One of the pioneer lawsuits, for example, recently survived a summary judgment motion. In Cajun Conti LLC v. Certain Underwriters at Lloyd’s of London, No. 2020-02558 (La. Civ. Dist. Ct., Orleans Parish, Nov. 4, 2020), the policyholder, a restaurant group, sought a judgment declaring that its insurance company should cover losses related to an order entered by Louisiana’s governor banning gatherings of 250 people or more. This caused the restaurants to operate at 50 percent capacity and cease service by 9 p.m. On November 4, 2020, the Louisiana state court denied the insurance company’s motion for summary judgment after finding the following four issues of material fact:

(1) Whether COVID-19 constitutes direct physical loss or damage;

(2) Whether the policy interests necessitate a more liberal reading of prior case law;

(3) If COVID-19 constituted a physical loss or damage, whether COVID-19 impacts the environment;

(4) In the context of civil authority coverage, whether COVID-19-related damages to property at another location within one mile of any of the restaurants is a covered cause of loss.

Likewise, a Pennsylvania state court overruled the insurance company’s motion to dismiss a tavern’s complaint for business interruption coverage because “at this very early stage, it would be premature for this court [to] resolve the factual determinations put forth by defendant to dismiss plaintiff’s claims.” Taps & Bourbon on Terrace, LLC v. Those Certain Underwriters at Lloyd’s, London, No. 00375 (Pa. Ct. Com. Pl. Phila. Cnty. Oct. 27, 2020) (emphasis added). The complaint alleged that the tavern sustained business losses resulting from “the COVID-19 pandemic and . . . state and local orders mandating that all non-essential businesses be temporarily closed.” The order also recognized that “the law and facts are rapidly evolving in the area of COVID-19-related business losses.”

Interpretation of “physical loss of or damage to” property

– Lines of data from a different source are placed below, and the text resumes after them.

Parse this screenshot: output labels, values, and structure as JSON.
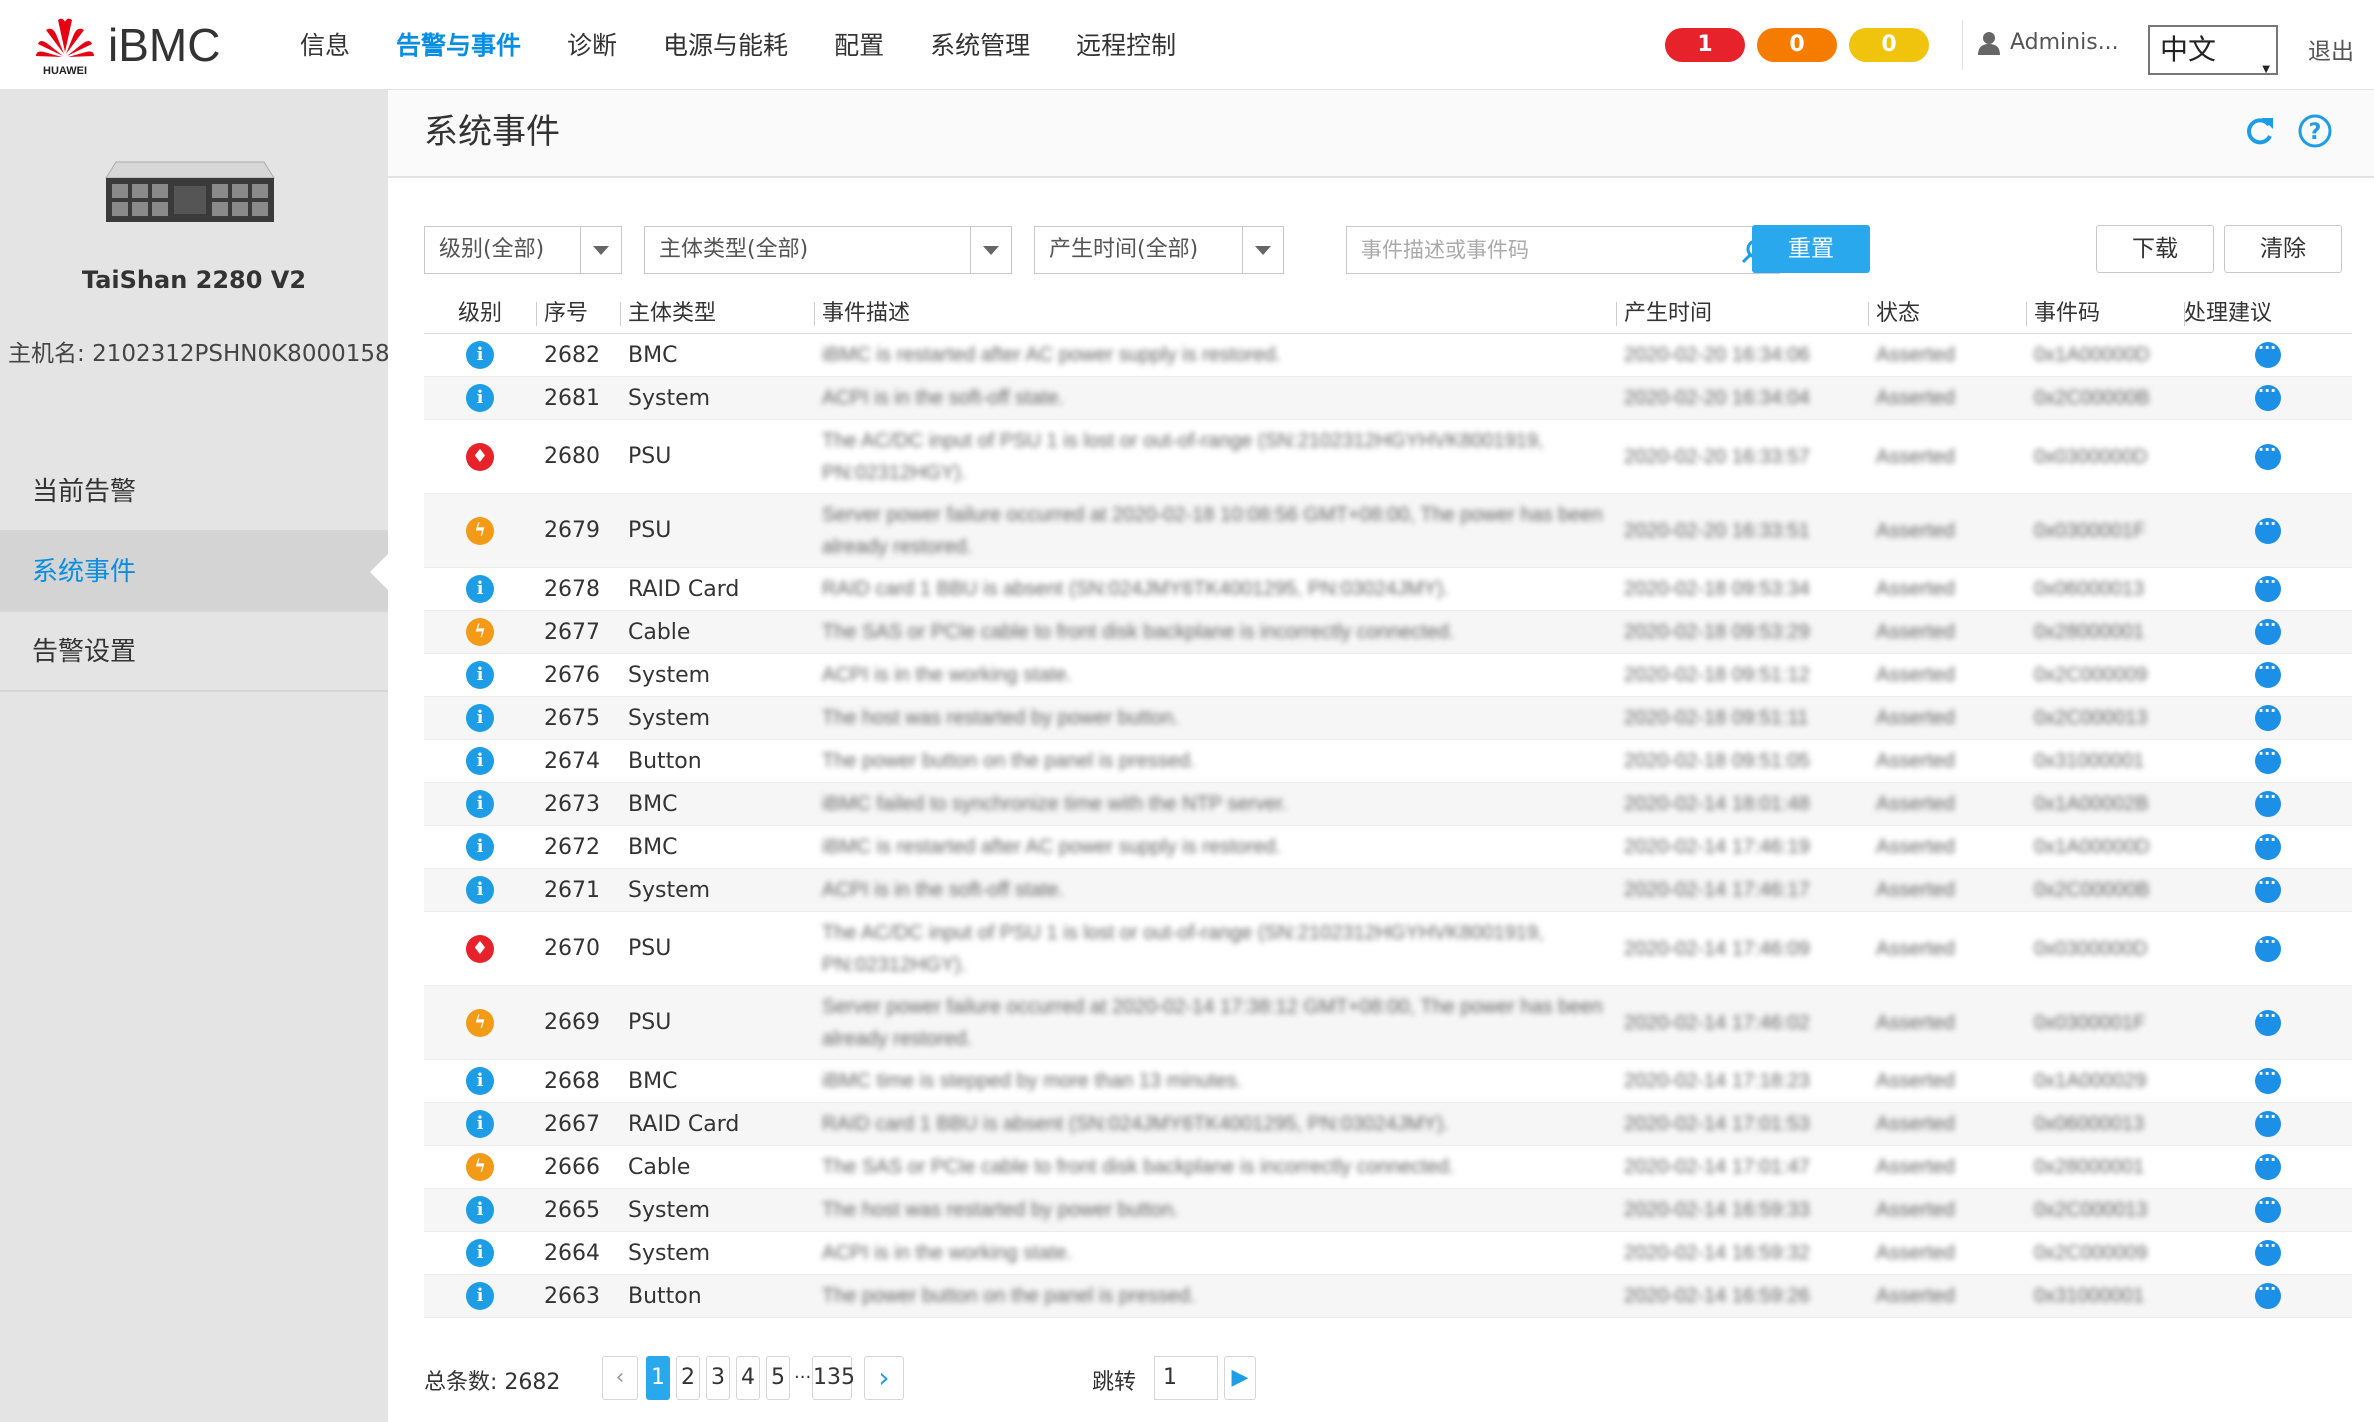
{
  "header": {
    "brand": "iBMC",
    "logo_text": "HUAWEI",
    "nav": [
      "信息",
      "告警与事件",
      "诊断",
      "电源与能耗",
      "配置",
      "系统管理",
      "远程控制"
    ],
    "alarm_counts": {
      "critical": "1",
      "major": "0",
      "minor": "0"
    },
    "user": "Adminis...",
    "language": "中文",
    "logout": "退出"
  },
  "sidebar": {
    "server_name": "TaiShan 2280 V2",
    "hostname_label": "主机名: ",
    "hostname": "2102312PSHN0K8000158",
    "items": [
      "当前告警",
      "系统事件",
      "告警设置"
    ]
  },
  "page": {
    "title": "系统事件",
    "filters": {
      "level": "级别(全部)",
      "subject_type": "主体类型(全部)",
      "time": "产生时间(全部)",
      "search_placeholder": "事件描述或事件码"
    },
    "buttons": {
      "reset": "重置",
      "download": "下载",
      "clear": "清除"
    }
  },
  "table": {
    "headers": [
      "级别",
      "序号",
      "主体类型",
      "事件描述",
      "产生时间",
      "状态",
      "事件码",
      "处理建议"
    ],
    "rows": [
      {
        "level": "info",
        "seq": "2682",
        "type": "BMC",
        "desc": "iBMC is restarted after AC power supply is restored.",
        "time": "2020-02-20 16:34:06",
        "state": "Asserted",
        "code": "0x1A00000D"
      },
      {
        "level": "info",
        "seq": "2681",
        "type": "System",
        "desc": "ACPI is in the soft-off state.",
        "time": "2020-02-20 16:34:04",
        "state": "Asserted",
        "code": "0x2C00000B"
      },
      {
        "level": "critical",
        "seq": "2680",
        "type": "PSU",
        "desc": "The AC/DC input of PSU 1 is lost or out-of-range (SN:2102312HGYHVK8001919, PN:02312HGY).",
        "time": "2020-02-20 16:33:57",
        "state": "Asserted",
        "code": "0x0300000D"
      },
      {
        "level": "major",
        "seq": "2679",
        "type": "PSU",
        "desc": "Server power failure occurred at 2020-02-18 10:08:56 GMT+08:00, The power has been already restored.",
        "time": "2020-02-20 16:33:51",
        "state": "Asserted",
        "code": "0x0300001F"
      },
      {
        "level": "info",
        "seq": "2678",
        "type": "RAID Card",
        "desc": "RAID card 1 BBU is absent (SN:024JMY6TK4001295, PN:03024JMY).",
        "time": "2020-02-18 09:53:34",
        "state": "Asserted",
        "code": "0x06000013"
      },
      {
        "level": "major",
        "seq": "2677",
        "type": "Cable",
        "desc": "The SAS or PCIe cable to front disk backplane is incorrectly connected.",
        "time": "2020-02-18 09:53:29",
        "state": "Asserted",
        "code": "0x28000001"
      },
      {
        "level": "info",
        "seq": "2676",
        "type": "System",
        "desc": "ACPI is in the working state.",
        "time": "2020-02-18 09:51:12",
        "state": "Asserted",
        "code": "0x2C000009"
      },
      {
        "level": "info",
        "seq": "2675",
        "type": "System",
        "desc": "The host was restarted by power button.",
        "time": "2020-02-18 09:51:11",
        "state": "Asserted",
        "code": "0x2C000013"
      },
      {
        "level": "info",
        "seq": "2674",
        "type": "Button",
        "desc": "The power button on the panel is pressed.",
        "time": "2020-02-18 09:51:05",
        "state": "Asserted",
        "code": "0x31000001"
      },
      {
        "level": "info",
        "seq": "2673",
        "type": "BMC",
        "desc": "iBMC failed to synchronize time with the NTP server.",
        "time": "2020-02-14 18:01:48",
        "state": "Asserted",
        "code": "0x1A00002B"
      },
      {
        "level": "info",
        "seq": "2672",
        "type": "BMC",
        "desc": "iBMC is restarted after AC power supply is restored.",
        "time": "2020-02-14 17:46:19",
        "state": "Asserted",
        "code": "0x1A00000D"
      },
      {
        "level": "info",
        "seq": "2671",
        "type": "System",
        "desc": "ACPI is in the soft-off state.",
        "time": "2020-02-14 17:46:17",
        "state": "Asserted",
        "code": "0x2C00000B"
      },
      {
        "level": "critical",
        "seq": "2670",
        "type": "PSU",
        "desc": "The AC/DC input of PSU 1 is lost or out-of-range (SN:2102312HGYHVK8001919, PN:02312HGY).",
        "time": "2020-02-14 17:46:09",
        "state": "Asserted",
        "code": "0x0300000D"
      },
      {
        "level": "major",
        "seq": "2669",
        "type": "PSU",
        "desc": "Server power failure occurred at 2020-02-14 17:38:12 GMT+08:00, The power has been already restored.",
        "time": "2020-02-14 17:46:02",
        "state": "Asserted",
        "code": "0x0300001F"
      },
      {
        "level": "info",
        "seq": "2668",
        "type": "BMC",
        "desc": "iBMC time is stepped by more than 13 minutes.",
        "time": "2020-02-14 17:18:23",
        "state": "Asserted",
        "code": "0x1A000029"
      },
      {
        "level": "info",
        "seq": "2667",
        "type": "RAID Card",
        "desc": "RAID card 1 BBU is absent (SN:024JMY6TK4001295, PN:03024JMY).",
        "time": "2020-02-14 17:01:53",
        "state": "Asserted",
        "code": "0x06000013"
      },
      {
        "level": "major",
        "seq": "2666",
        "type": "Cable",
        "desc": "The SAS or PCIe cable to front disk backplane is incorrectly connected.",
        "time": "2020-02-14 17:01:47",
        "state": "Asserted",
        "code": "0x28000001"
      },
      {
        "level": "info",
        "seq": "2665",
        "type": "System",
        "desc": "The host was restarted by power button.",
        "time": "2020-02-14 16:59:33",
        "state": "Asserted",
        "code": "0x2C000013"
      },
      {
        "level": "info",
        "seq": "2664",
        "type": "System",
        "desc": "ACPI is in the working state.",
        "time": "2020-02-14 16:59:32",
        "state": "Asserted",
        "code": "0x2C000009"
      },
      {
        "level": "info",
        "seq": "2663",
        "type": "Button",
        "desc": "The power button on the panel is pressed.",
        "time": "2020-02-14 16:59:26",
        "state": "Asserted",
        "code": "0x31000001"
      }
    ]
  },
  "pagination": {
    "total_label": "总条数: 2682",
    "pages": [
      "1",
      "2",
      "3",
      "4",
      "5",
      "...",
      "135"
    ],
    "current": "1",
    "jump_label": "跳转",
    "jump_value": "1"
  },
  "colors": {
    "accent": "#29a8ee",
    "critical": "#e8222a",
    "major": "#f39a17",
    "minor": "#f0c30c",
    "info": "#1c9de6"
  }
}
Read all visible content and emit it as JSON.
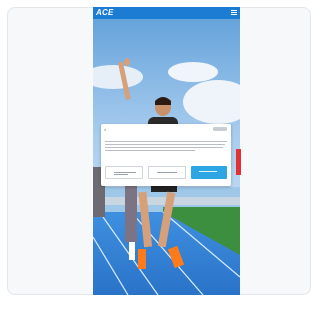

One area of law that has developed is the interpretation of the phrase “physical loss of or damage to” property, which is commonly found in policies at issue in COVID-19 business interruption cases. Noting the import of the disjunctive “or” in the phrase “physical loss of or damage to” property, the court in Hill and Stout PLLC v. Mutual of Enumclaw Insurance Company, No. 20-2-07925-1 (Wash. Super. Ct. King Cnty. Nov. 3, 2020) held that the policy provided alternative means for coverage: (1) physical loss of property (the Physical Loss Option) and (2) damage to property (the Damage Option). The Washington state court found the Physical Loss Option ambiguous and, consequently, construed it in favor of the policyholder. Under this interpretation, the court concluded that a dental practice’s alleged inability “to see patients and practice dentistry” sufficed to trigger the Physical Loss Option for coverage under the policy.Continue Reading Recent pro-policyholder COVID-19 business interruption decisions